Exact copies of all the entries are needed.

*** Opening The records ***

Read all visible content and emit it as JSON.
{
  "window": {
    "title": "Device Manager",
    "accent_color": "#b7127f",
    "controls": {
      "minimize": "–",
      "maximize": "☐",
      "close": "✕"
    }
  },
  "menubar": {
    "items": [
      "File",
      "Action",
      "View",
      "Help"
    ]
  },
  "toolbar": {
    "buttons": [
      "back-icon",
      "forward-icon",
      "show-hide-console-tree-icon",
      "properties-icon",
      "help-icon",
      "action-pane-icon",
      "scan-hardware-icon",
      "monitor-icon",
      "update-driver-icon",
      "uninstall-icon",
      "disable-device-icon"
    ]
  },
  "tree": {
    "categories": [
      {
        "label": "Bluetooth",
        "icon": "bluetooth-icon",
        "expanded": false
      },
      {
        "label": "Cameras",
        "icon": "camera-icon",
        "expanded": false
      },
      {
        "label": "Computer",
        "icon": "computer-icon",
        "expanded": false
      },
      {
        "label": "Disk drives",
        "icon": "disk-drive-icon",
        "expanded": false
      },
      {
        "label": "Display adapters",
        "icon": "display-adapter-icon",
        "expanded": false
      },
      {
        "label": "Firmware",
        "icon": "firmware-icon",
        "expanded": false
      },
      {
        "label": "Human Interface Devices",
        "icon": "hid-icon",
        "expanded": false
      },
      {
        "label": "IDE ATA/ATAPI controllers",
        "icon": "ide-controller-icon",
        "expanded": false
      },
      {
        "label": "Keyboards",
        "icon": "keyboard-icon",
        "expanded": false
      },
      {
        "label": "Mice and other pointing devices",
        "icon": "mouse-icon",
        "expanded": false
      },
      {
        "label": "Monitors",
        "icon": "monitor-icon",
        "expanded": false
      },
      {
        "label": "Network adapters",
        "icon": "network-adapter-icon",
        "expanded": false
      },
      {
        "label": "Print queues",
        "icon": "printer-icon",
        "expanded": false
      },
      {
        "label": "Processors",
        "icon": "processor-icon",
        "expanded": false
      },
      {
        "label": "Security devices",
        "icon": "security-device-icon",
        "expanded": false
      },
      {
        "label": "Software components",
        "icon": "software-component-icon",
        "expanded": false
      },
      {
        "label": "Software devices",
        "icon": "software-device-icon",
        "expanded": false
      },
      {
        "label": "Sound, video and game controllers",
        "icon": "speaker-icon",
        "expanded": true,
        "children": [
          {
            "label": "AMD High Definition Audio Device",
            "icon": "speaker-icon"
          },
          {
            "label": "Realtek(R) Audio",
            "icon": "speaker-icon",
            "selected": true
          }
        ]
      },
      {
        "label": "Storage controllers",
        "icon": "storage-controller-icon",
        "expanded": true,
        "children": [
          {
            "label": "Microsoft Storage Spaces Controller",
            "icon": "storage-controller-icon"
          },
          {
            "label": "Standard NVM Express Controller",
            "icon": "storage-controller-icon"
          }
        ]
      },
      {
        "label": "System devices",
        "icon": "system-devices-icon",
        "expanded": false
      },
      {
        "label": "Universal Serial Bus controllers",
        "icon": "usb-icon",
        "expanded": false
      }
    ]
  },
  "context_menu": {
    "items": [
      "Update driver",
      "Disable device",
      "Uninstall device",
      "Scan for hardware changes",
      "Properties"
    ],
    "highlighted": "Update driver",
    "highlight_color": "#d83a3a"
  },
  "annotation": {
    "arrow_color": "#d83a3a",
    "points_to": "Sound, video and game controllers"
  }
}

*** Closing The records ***

- **Reply to the task**:
Read all visible content and emit it as JSON.
{
  "window": {
    "title": "Device Manager",
    "accent_color": "#b7127f",
    "controls": {
      "minimize": "–",
      "maximize": "☐",
      "close": "✕"
    }
  },
  "menubar": {
    "items": [
      "File",
      "Action",
      "View",
      "Help"
    ]
  },
  "toolbar": {
    "buttons": [
      "back-icon",
      "forward-icon",
      "show-hide-console-tree-icon",
      "properties-icon",
      "help-icon",
      "action-pane-icon",
      "scan-hardware-icon",
      "monitor-icon",
      "update-driver-icon",
      "uninstall-icon",
      "disable-device-icon"
    ]
  },
  "tree": {
    "categories": [
      {
        "label": "Bluetooth",
        "icon": "bluetooth-icon",
        "expanded": false
      },
      {
        "label": "Cameras",
        "icon": "camera-icon",
        "expanded": false
      },
      {
        "label": "Computer",
        "icon": "computer-icon",
        "expanded": false
      },
      {
        "label": "Disk drives",
        "icon": "disk-drive-icon",
        "expanded": false
      },
      {
        "label": "Display adapters",
        "icon": "display-adapter-icon",
        "expanded": false
      },
      {
        "label": "Firmware",
        "icon": "firmware-icon",
        "expanded": false
      },
      {
        "label": "Human Interface Devices",
        "icon": "hid-icon",
        "expanded": false
      },
      {
        "label": "IDE ATA/ATAPI controllers",
        "icon": "ide-controller-icon",
        "expanded": false
      },
      {
        "label": "Keyboards",
        "icon": "keyboard-icon",
        "expanded": false
      },
      {
        "label": "Mice and other pointing devices",
        "icon": "mouse-icon",
        "expanded": false
      },
      {
        "label": "Monitors",
        "icon": "monitor-icon",
        "expanded": false
      },
      {
        "label": "Network adapters",
        "icon": "network-adapter-icon",
        "expanded": false
      },
      {
        "label": "Print queues",
        "icon": "printer-icon",
        "expanded": false
      },
      {
        "label": "Processors",
        "icon": "processor-icon",
        "expanded": false
      },
      {
        "label": "Security devices",
        "icon": "security-device-icon",
        "expanded": false
      },
      {
        "label": "Software components",
        "icon": "software-component-icon",
        "expanded": false
      },
      {
        "label": "Software devices",
        "icon": "software-device-icon",
        "expanded": false
      },
      {
        "label": "Sound, video and game controllers",
        "icon": "speaker-icon",
        "expanded": true,
        "children": [
          {
            "label": "AMD High Definition Audio Device",
            "icon": "speaker-icon"
          },
          {
            "label": "Realtek(R) Audio",
            "icon": "speaker-icon",
            "selected": true
          }
        ]
      },
      {
        "label": "Storage controllers",
        "icon": "storage-controller-icon",
        "expanded": true,
        "children": [
          {
            "label": "Microsoft Storage Spaces Controller",
            "icon": "storage-controller-icon"
          },
          {
            "label": "Standard NVM Express Controller",
            "icon": "storage-controller-icon"
          }
        ]
      },
      {
        "label": "System devices",
        "icon": "system-devices-icon",
        "expanded": false
      },
      {
        "label": "Universal Serial Bus controllers",
        "icon": "usb-icon",
        "expanded": false
      }
    ]
  },
  "context_menu": {
    "items": [
      "Update driver",
      "Disable device",
      "Uninstall device",
      "Scan for hardware changes",
      "Properties"
    ],
    "highlighted": "Update driver",
    "highlight_color": "#d83a3a"
  },
  "annotation": {
    "arrow_color": "#d83a3a",
    "points_to": "Sound, video and game controllers"
  }
}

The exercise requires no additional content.